### GIVEN DATA ###
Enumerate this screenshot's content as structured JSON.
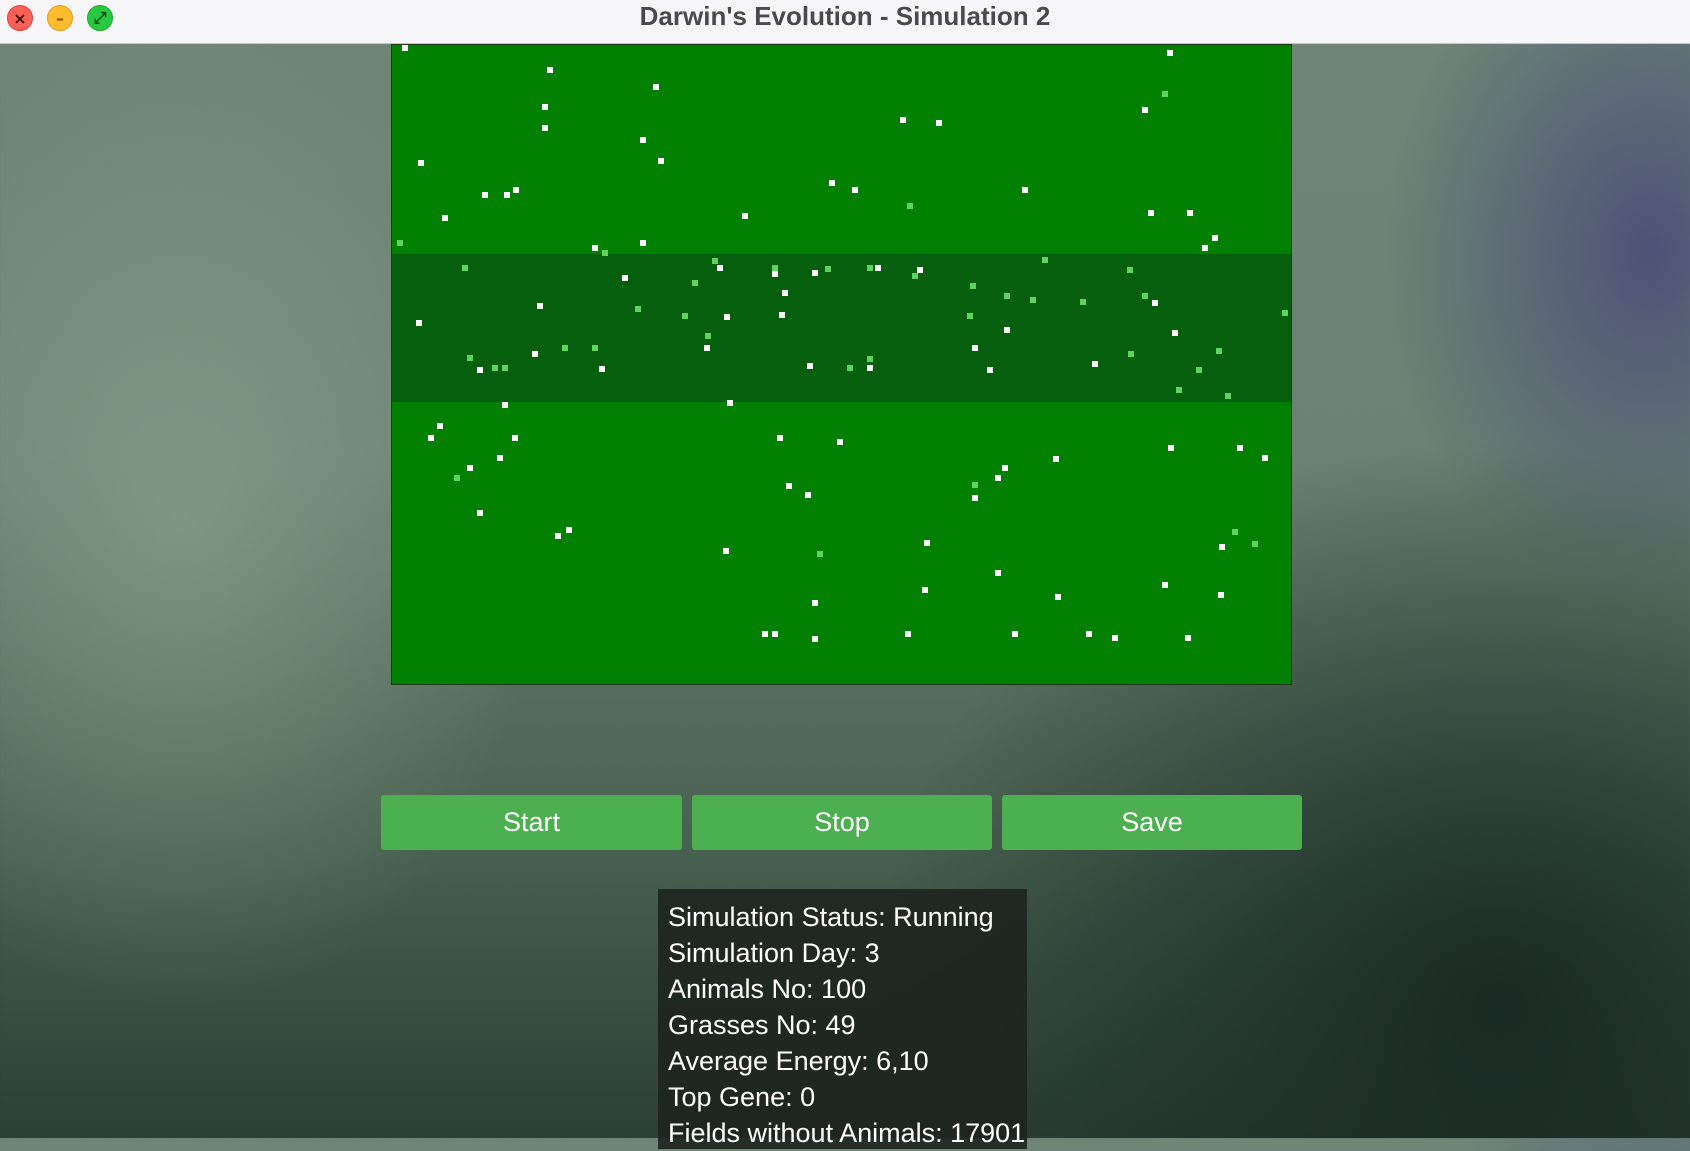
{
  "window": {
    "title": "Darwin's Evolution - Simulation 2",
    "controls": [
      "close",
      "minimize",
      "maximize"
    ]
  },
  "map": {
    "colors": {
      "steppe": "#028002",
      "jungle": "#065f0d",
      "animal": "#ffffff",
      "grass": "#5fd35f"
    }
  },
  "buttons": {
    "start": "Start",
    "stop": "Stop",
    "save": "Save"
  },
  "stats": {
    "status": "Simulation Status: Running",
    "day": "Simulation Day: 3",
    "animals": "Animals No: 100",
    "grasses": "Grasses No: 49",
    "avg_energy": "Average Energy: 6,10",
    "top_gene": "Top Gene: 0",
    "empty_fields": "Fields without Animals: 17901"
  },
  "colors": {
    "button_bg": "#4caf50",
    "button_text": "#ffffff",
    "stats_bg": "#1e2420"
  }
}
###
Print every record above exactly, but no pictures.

Enumerate this screenshot's content as structured JSON.
{
  "window": {
    "title": "Darwin's Evolution - Simulation 2",
    "controls": [
      "close",
      "minimize",
      "maximize"
    ]
  },
  "map": {
    "colors": {
      "steppe": "#028002",
      "jungle": "#065f0d",
      "animal": "#ffffff",
      "grass": "#5fd35f"
    }
  },
  "buttons": {
    "start": "Start",
    "stop": "Stop",
    "save": "Save"
  },
  "stats": {
    "status": "Simulation Status: Running",
    "day": "Simulation Day: 3",
    "animals": "Animals No: 100",
    "grasses": "Grasses No: 49",
    "avg_energy": "Average Energy: 6,10",
    "top_gene": "Top Gene: 0",
    "empty_fields": "Fields without Animals: 17901"
  },
  "colors": {
    "button_bg": "#4caf50",
    "button_text": "#ffffff",
    "stats_bg": "#1e2420"
  }
}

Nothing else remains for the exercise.